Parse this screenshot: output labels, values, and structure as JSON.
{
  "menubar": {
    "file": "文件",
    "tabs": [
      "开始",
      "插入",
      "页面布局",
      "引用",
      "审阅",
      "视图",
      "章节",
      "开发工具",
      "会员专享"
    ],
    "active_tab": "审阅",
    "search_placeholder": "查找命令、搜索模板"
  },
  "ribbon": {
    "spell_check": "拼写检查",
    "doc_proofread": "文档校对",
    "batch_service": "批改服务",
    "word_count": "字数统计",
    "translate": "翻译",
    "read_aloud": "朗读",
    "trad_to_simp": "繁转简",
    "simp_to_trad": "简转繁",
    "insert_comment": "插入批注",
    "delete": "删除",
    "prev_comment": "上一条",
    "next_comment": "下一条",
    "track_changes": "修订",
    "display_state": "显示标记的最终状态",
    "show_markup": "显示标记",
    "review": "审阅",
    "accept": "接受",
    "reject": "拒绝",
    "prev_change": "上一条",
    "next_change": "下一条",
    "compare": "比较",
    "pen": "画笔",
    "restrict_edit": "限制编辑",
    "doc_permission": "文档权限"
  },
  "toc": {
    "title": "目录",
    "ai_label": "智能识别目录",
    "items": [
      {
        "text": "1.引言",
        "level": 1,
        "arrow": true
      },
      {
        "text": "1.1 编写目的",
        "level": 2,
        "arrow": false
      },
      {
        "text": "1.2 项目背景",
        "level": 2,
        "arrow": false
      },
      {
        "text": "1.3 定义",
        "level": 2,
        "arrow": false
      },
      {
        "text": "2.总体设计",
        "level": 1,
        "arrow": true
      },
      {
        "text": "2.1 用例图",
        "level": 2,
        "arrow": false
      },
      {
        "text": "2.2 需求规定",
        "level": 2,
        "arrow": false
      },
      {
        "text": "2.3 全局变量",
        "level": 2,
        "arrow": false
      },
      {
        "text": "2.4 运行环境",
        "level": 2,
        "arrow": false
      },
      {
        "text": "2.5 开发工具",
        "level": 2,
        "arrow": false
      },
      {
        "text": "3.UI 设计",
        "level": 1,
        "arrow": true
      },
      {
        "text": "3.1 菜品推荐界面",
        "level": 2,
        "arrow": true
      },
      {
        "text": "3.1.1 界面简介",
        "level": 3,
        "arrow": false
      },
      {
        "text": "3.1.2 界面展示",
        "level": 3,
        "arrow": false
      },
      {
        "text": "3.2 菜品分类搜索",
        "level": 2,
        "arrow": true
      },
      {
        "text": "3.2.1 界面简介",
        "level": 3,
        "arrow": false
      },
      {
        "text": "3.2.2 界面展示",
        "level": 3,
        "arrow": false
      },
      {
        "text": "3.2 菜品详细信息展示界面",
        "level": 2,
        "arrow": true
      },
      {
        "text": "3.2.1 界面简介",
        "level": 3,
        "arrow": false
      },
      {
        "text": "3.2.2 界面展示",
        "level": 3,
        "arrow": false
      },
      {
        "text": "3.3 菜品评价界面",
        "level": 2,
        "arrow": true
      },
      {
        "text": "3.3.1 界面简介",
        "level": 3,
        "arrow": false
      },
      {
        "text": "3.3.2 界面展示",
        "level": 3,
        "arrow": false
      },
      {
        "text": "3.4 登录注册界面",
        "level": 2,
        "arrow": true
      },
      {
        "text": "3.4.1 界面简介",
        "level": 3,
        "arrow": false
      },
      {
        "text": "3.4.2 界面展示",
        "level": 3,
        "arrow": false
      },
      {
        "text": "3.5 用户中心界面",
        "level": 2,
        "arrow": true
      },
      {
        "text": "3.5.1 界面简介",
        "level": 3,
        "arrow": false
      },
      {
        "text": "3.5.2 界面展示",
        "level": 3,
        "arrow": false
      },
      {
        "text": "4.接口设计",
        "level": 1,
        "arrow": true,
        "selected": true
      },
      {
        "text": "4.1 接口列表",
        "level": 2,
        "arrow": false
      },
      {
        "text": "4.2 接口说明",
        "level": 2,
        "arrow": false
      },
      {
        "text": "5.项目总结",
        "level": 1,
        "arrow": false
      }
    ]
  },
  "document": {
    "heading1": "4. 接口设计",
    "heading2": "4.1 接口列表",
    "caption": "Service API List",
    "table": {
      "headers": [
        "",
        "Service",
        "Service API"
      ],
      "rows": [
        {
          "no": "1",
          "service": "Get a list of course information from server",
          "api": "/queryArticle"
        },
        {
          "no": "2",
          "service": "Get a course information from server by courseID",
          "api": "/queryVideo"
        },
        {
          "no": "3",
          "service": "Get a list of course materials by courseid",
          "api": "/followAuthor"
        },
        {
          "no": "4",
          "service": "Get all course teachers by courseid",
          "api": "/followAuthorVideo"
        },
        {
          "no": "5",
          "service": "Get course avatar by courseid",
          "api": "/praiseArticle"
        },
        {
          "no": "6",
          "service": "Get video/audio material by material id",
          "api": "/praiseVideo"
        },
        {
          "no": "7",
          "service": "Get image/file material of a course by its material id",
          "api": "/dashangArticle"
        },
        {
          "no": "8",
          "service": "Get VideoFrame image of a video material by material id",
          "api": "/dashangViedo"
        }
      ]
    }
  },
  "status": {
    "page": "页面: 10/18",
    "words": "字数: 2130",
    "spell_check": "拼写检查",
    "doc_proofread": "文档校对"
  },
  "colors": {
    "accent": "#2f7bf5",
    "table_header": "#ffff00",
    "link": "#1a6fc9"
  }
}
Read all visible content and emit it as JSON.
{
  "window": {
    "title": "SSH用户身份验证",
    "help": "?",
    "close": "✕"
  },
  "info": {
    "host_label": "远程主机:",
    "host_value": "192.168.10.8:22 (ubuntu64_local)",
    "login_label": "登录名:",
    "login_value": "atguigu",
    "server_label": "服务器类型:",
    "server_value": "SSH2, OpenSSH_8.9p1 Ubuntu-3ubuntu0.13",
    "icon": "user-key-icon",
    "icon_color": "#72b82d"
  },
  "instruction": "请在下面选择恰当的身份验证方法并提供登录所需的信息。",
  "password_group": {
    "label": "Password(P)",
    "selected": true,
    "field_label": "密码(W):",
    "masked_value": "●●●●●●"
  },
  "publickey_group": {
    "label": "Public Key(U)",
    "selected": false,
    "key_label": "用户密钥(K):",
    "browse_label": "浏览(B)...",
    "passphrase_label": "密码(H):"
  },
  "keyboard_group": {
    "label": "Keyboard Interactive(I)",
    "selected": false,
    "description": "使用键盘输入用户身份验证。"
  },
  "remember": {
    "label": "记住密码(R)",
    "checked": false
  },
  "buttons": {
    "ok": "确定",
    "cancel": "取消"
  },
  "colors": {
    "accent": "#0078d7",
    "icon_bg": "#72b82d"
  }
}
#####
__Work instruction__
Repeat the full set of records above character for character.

__Answer section__
Parse this screenshot: output labels, values, and structure as JSON.
{
  "menubar": {
    "file": "文件",
    "tabs": [
      "开始",
      "插入",
      "页面布局",
      "引用",
      "审阅",
      "视图",
      "章节",
      "开发工具",
      "会员专享"
    ],
    "active_tab": "审阅",
    "search_placeholder": "查找命令、搜索模板"
  },
  "ribbon": {
    "spell_check": "拼写检查",
    "doc_proofread": "文档校对",
    "batch_service": "批改服务",
    "word_count": "字数统计",
    "translate": "翻译",
    "read_aloud": "朗读",
    "trad_to_simp": "繁转简",
    "simp_to_trad": "简转繁",
    "insert_comment": "插入批注",
    "delete": "删除",
    "prev_comment": "上一条",
    "next_comment": "下一条",
    "track_changes": "修订",
    "display_state": "显示标记的最终状态",
    "show_markup": "显示标记",
    "review": "审阅",
    "accept": "接受",
    "reject": "拒绝",
    "prev_change": "上一条",
    "next_change": "下一条",
    "compare": "比较",
    "pen": "画笔",
    "restrict_edit": "限制编辑",
    "doc_permission": "文档权限"
  },
  "toc": {
    "title": "目录",
    "ai_label": "智能识别目录",
    "items": [
      {
        "text": "1.引言",
        "level": 1,
        "arrow": true
      },
      {
        "text": "1.1 编写目的",
        "level": 2,
        "arrow": false
      },
      {
        "text": "1.2 项目背景",
        "level": 2,
        "arrow": false
      },
      {
        "text": "1.3 定义",
        "level": 2,
        "arrow": false
      },
      {
        "text": "2.总体设计",
        "level": 1,
        "arrow": true
      },
      {
        "text": "2.1 用例图",
        "level": 2,
        "arrow": false
      },
      {
        "text": "2.2 需求规定",
        "level": 2,
        "arrow": false
      },
      {
        "text": "2.3 全局变量",
        "level": 2,
        "arrow": false
      },
      {
        "text": "2.4 运行环境",
        "level": 2,
        "arrow": false
      },
      {
        "text": "2.5 开发工具",
        "level": 2,
        "arrow": false
      },
      {
        "text": "3.UI 设计",
        "level": 1,
        "arrow": true
      },
      {
        "text": "3.1 菜品推荐界面",
        "level": 2,
        "arrow": true
      },
      {
        "text": "3.1.1 界面简介",
        "level": 3,
        "arrow": false
      },
      {
        "text": "3.1.2 界面展示",
        "level": 3,
        "arrow": false
      },
      {
        "text": "3.2 菜品分类搜索",
        "level": 2,
        "arrow": true
      },
      {
        "text": "3.2.1 界面简介",
        "level": 3,
        "arrow": false
      },
      {
        "text": "3.2.2 界面展示",
        "level": 3,
        "arrow": false
      },
      {
        "text": "3.2 菜品详细信息展示界面",
        "level": 2,
        "arrow": true
      },
      {
        "text": "3.2.1 界面简介",
        "level": 3,
        "arrow": false
      },
      {
        "text": "3.2.2 界面展示",
        "level": 3,
        "arrow": false
      },
      {
        "text": "3.3 菜品评价界面",
        "level": 2,
        "arrow": true
      },
      {
        "text": "3.3.1 界面简介",
        "level": 3,
        "arrow": false
      },
      {
        "text": "3.3.2 界面展示",
        "level": 3,
        "arrow": false
      },
      {
        "text": "3.4 登录注册界面",
        "level": 2,
        "arrow": true
      },
      {
        "text": "3.4.1 界面简介",
        "level": 3,
        "arrow": false
      },
      {
        "text": "3.4.2 界面展示",
        "level": 3,
        "arrow": false
      },
      {
        "text": "3.5 用户中心界面",
        "level": 2,
        "arrow": true
      },
      {
        "text": "3.5.1 界面简介",
        "level": 3,
        "arrow": false
      },
      {
        "text": "3.5.2 界面展示",
        "level": 3,
        "arrow": false
      },
      {
        "text": "4.接口设计",
        "level": 1,
        "arrow": true,
        "selected": true
      },
      {
        "text": "4.1 接口列表",
        "level": 2,
        "arrow": false
      },
      {
        "text": "4.2 接口说明",
        "level": 2,
        "arrow": false
      },
      {
        "text": "5.项目总结",
        "level": 1,
        "arrow": false
      }
    ]
  },
  "document": {
    "heading1": "4. 接口设计",
    "heading2": "4.1 接口列表",
    "caption": "Service API List",
    "table": {
      "headers": [
        "",
        "Service",
        "Service API"
      ],
      "rows": [
        {
          "no": "1",
          "service": "Get a list of course information from server",
          "api": "/queryArticle"
        },
        {
          "no": "2",
          "service": "Get a course information from server by courseID",
          "api": "/queryVideo"
        },
        {
          "no": "3",
          "service": "Get a list of course materials by courseid",
          "api": "/followAuthor"
        },
        {
          "no": "4",
          "service": "Get all course teachers by courseid",
          "api": "/followAuthorVideo"
        },
        {
          "no": "5",
          "service": "Get course avatar by courseid",
          "api": "/praiseArticle"
        },
        {
          "no": "6",
          "service": "Get video/audio material by material id",
          "api": "/praiseVideo"
        },
        {
          "no": "7",
          "service": "Get image/file material of a course by its material id",
          "api": "/dashangArticle"
        },
        {
          "no": "8",
          "service": "Get VideoFrame image of a video material by material id",
          "api": "/dashangViedo"
        }
      ]
    }
  },
  "status": {
    "page": "页面: 10/18",
    "words": "字数: 2130",
    "spell_check": "拼写检查",
    "doc_proofread": "文档校对"
  },
  "colors": {
    "accent": "#2f7bf5",
    "table_header": "#ffff00",
    "link": "#1a6fc9"
  }
}
Read all visible content and emit it as JSON.
{
  "window": {
    "title": "SSH用户身份验证",
    "help": "?",
    "close": "✕"
  },
  "info": {
    "host_label": "远程主机:",
    "host_value": "192.168.10.8:22 (ubuntu64_local)",
    "login_label": "登录名:",
    "login_value": "atguigu",
    "server_label": "服务器类型:",
    "server_value": "SSH2, OpenSSH_8.9p1 Ubuntu-3ubuntu0.13",
    "icon": "user-key-icon",
    "icon_color": "#72b82d"
  },
  "instruction": "请在下面选择恰当的身份验证方法并提供登录所需的信息。",
  "password_group": {
    "label": "Password(P)",
    "selected": true,
    "field_label": "密码(W):",
    "masked_value": "●●●●●●"
  },
  "publickey_group": {
    "label": "Public Key(U)",
    "selected": false,
    "key_label": "用户密钥(K):",
    "browse_label": "浏览(B)...",
    "passphrase_label": "密码(H):"
  },
  "keyboard_group": {
    "label": "Keyboard Interactive(I)",
    "selected": false,
    "description": "使用键盘输入用户身份验证。"
  },
  "remember": {
    "label": "记住密码(R)",
    "checked": false
  },
  "buttons": {
    "ok": "确定",
    "cancel": "取消"
  },
  "colors": {
    "accent": "#0078d7",
    "icon_bg": "#72b82d"
  }
}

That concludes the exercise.